The Press Newspaper

Toledo, Ohio & Lake Erie

The Press Newspaper

The Press Newspaper

Pets as Family

Do you know about the drugs your pet will get? Does your vet use drugs in ways unapproved by the Food and Drug Administration? You may be surprised by the answer.

Veterinarians commonly administer or prescribe drugs “extra-label,” or in ways unapproved by the FDA’s Center for Veterinary Medicine (CVM), to treat a variety of conditions and diseases. The FDA, the government agency responsible for overseeing drug safety, allows the widespread practice because it does not want to interfere with medical decision-making. Indeed, the extra-label use of drugs has saved the lives of many pets, particularly when there are no alternatives for treatment of severe and chronic illnesses.

While vets are allowed to use drugs in ways beyond what’s listed on their FDA approved labels, drug companies and their representatives cannot promote or recommend such use.


New drugs must undergo rigorous clinical trials to prove they’re safe before the FDA will approve them. The agency bans drug manufacturers from promoting or recommending drugs to vets for any use not on their FDA approved labels to keep companies from skirting requirements to test the drugs’ safety and efficiency before they go to market.

So how do veterinarians get extra-label information to use on our pets? One way is through Continuing Medical Education (CME) seminars - oftentimes sponsored and paid for by drug companies.

“In general, the FDA does not intend to interfere with…continuing medical education of veterinary practitioners,” said Linda Grassie, communications director at the FDA. “However,” she added, “continuing medical education events are frequently paid for by drug sponsors.”
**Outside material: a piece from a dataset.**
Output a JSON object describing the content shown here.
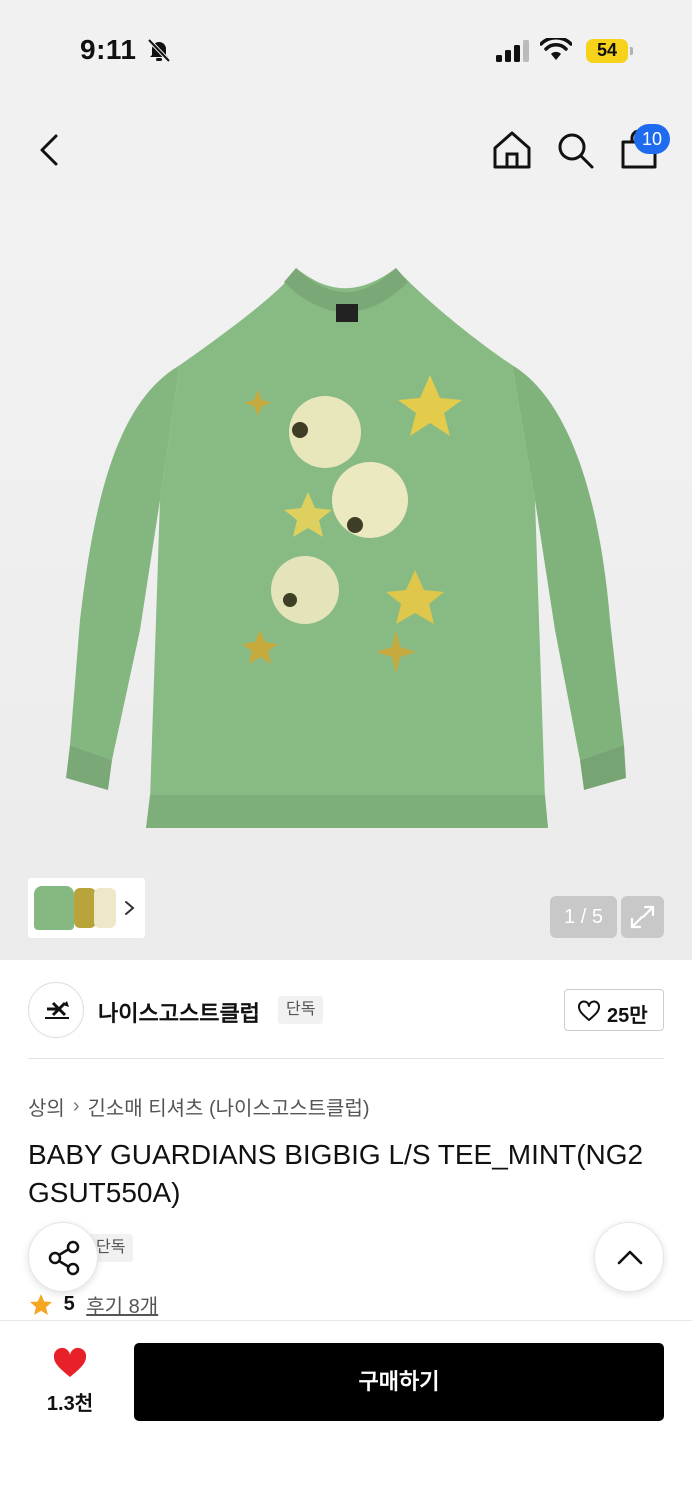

Not long ago, older pets had a higher risk of dying from general anesthesia. Today, medical advances have improved their chances of survival.

"The safety of anesthesia has been drastically improved," said Jeff Ko, a board certified veterinary anesthesiologist and professor at Purdue University.
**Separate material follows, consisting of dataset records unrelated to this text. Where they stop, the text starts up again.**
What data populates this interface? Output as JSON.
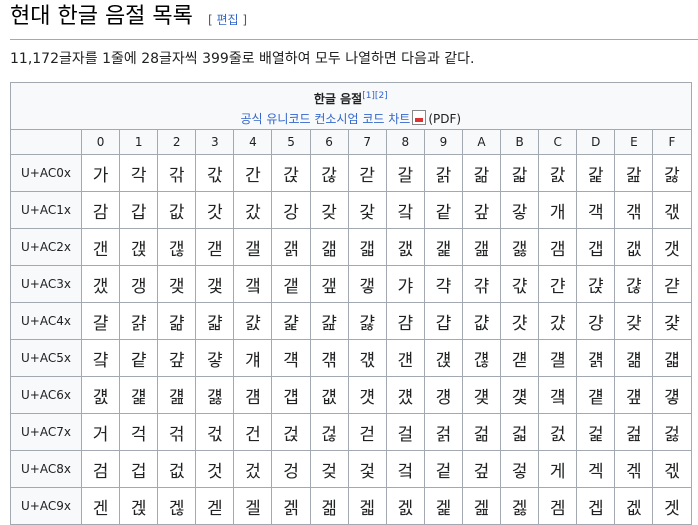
{
  "page": {
    "title": "현대 한글 음절 목록",
    "edit_open": "[ ",
    "edit_label": "편집",
    "edit_close": " ]",
    "intro": "11,172글자를 1줄에 28글자씩 399줄로 배열하여 모두 나열하면 다음과 같다."
  },
  "table": {
    "caption_title": "한글 음절",
    "refs": "[1][2]",
    "chart_link": "공식 유니코드 컨소시엄 코드 차트",
    "pdf_icon": "pdf-icon",
    "pdf_suffix": "(PDF)",
    "columns": [
      "0",
      "1",
      "2",
      "3",
      "4",
      "5",
      "6",
      "7",
      "8",
      "9",
      "A",
      "B",
      "C",
      "D",
      "E",
      "F"
    ],
    "rows": [
      {
        "label": "U+AC0x",
        "cells": [
          "가",
          "각",
          "갂",
          "갃",
          "간",
          "갅",
          "갆",
          "갇",
          "갈",
          "갉",
          "갊",
          "갋",
          "갌",
          "갍",
          "갎",
          "갏"
        ]
      },
      {
        "label": "U+AC1x",
        "cells": [
          "감",
          "갑",
          "값",
          "갓",
          "갔",
          "강",
          "갖",
          "갗",
          "갘",
          "같",
          "갚",
          "갛",
          "개",
          "객",
          "갞",
          "갟"
        ]
      },
      {
        "label": "U+AC2x",
        "cells": [
          "갠",
          "갡",
          "갢",
          "갣",
          "갤",
          "갥",
          "갦",
          "갧",
          "갨",
          "갩",
          "갪",
          "갫",
          "갬",
          "갭",
          "갮",
          "갯"
        ]
      },
      {
        "label": "U+AC3x",
        "cells": [
          "갰",
          "갱",
          "갲",
          "갳",
          "갴",
          "갵",
          "갶",
          "갷",
          "갸",
          "갹",
          "갺",
          "갻",
          "갼",
          "갽",
          "갾",
          "갿"
        ]
      },
      {
        "label": "U+AC4x",
        "cells": [
          "걀",
          "걁",
          "걂",
          "걃",
          "걄",
          "걅",
          "걆",
          "걇",
          "걈",
          "걉",
          "걊",
          "걋",
          "걌",
          "걍",
          "걎",
          "걏"
        ]
      },
      {
        "label": "U+AC5x",
        "cells": [
          "걐",
          "걑",
          "걒",
          "걓",
          "걔",
          "걕",
          "걖",
          "걗",
          "걘",
          "걙",
          "걚",
          "걛",
          "걜",
          "걝",
          "걞",
          "걟"
        ]
      },
      {
        "label": "U+AC6x",
        "cells": [
          "걠",
          "걡",
          "걢",
          "걣",
          "걤",
          "걥",
          "걦",
          "걧",
          "걨",
          "걩",
          "걪",
          "걫",
          "걬",
          "걭",
          "걮",
          "걯"
        ]
      },
      {
        "label": "U+AC7x",
        "cells": [
          "거",
          "걱",
          "걲",
          "걳",
          "건",
          "걵",
          "걶",
          "걷",
          "걸",
          "걹",
          "걺",
          "걻",
          "걼",
          "걽",
          "걾",
          "걿"
        ]
      },
      {
        "label": "U+AC8x",
        "cells": [
          "검",
          "겁",
          "겂",
          "것",
          "겄",
          "겅",
          "겆",
          "겇",
          "겈",
          "겉",
          "겊",
          "겋",
          "게",
          "겍",
          "겎",
          "겏"
        ]
      },
      {
        "label": "U+AC9x",
        "cells": [
          "겐",
          "겑",
          "겒",
          "겓",
          "겔",
          "겕",
          "겖",
          "겗",
          "겘",
          "겙",
          "겚",
          "겛",
          "겜",
          "겝",
          "겞",
          "겟"
        ]
      }
    ]
  }
}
Newer anesthesia allows pets to wake up more quickly, and free from pain, he said.

"The standard of care has been raised. Anesthesia in veterinary medicine is relatively safe, though we still have fatalities," he said. "But owners should not worry about it as much."

More caution is used when treating older pets, he said, because underlying health conditions can cause complications.

"There are more situations that tend to make anesthesia a bit more complicated, in a sense, because geriatric (senior) animals have liver and cardiac conditions, are diabetic, or have other problems associated with the aging process, just like humans. They do carry higher risk than younger patients," he said.

Last October, I took my dog, Mattie, to the Sylvania Veterinary Hospital for the first time for surgery following a brief illness. I was reluctant, at first, because I would be taking her from her long-time veterinarian, who knew her well, and handing her off to strangers. Yet I was drawn by the hospital's claim of being the only facility in northwest Ohio to offer round the clock care.

Following surgery, the prognosis was guarded, but good. Masses on her spleen, which later proved to be cancerous, had not spread. She was alert and standing a few hours later. By 7 p.m., I was told she was not moving, and perhaps still groggy from surgery. At 9 p.m., according to her records, Mattie started breathing heavily. Four-and-a-half-hours later, employees who had left the building returned to find Mattie had stopped breathing, according to Dr. Kirsten Love, the vet on call at the hospital.

A necropsy (autopsy) failed to show a cause of death.


Universal Income

What do you think of presidential candidate Andrew Yang's proposal for a universal basic income of $1,000 per month for every adult?
32550042 [{"id":"323","title":"It will help millions of people who are increasingly losing their jobs to automation.","votes":"1","pct":8.33,"type":"x","order":"1","resources":[]},{"id":"324","title":"No, if the proposal is paid for by tax payers.","votes":"10","pct":83.33,"type":"x","order":"2","resources":[]},{"id":"325","title":"Yes, if billionaires pay for it, as labor costs disappear due to automation.","votes":"1","pct":8.33,"type":"x","order":"3","resources":[]}] ["#194e84","#3b6b9c","#1f242a","#37414a","#60bb22","#f2babb"] sbar 160 160 /component/communitypolls/vote/118-universal-income No answer selected. Please try again. Thank you for your vote. Answers Votes ...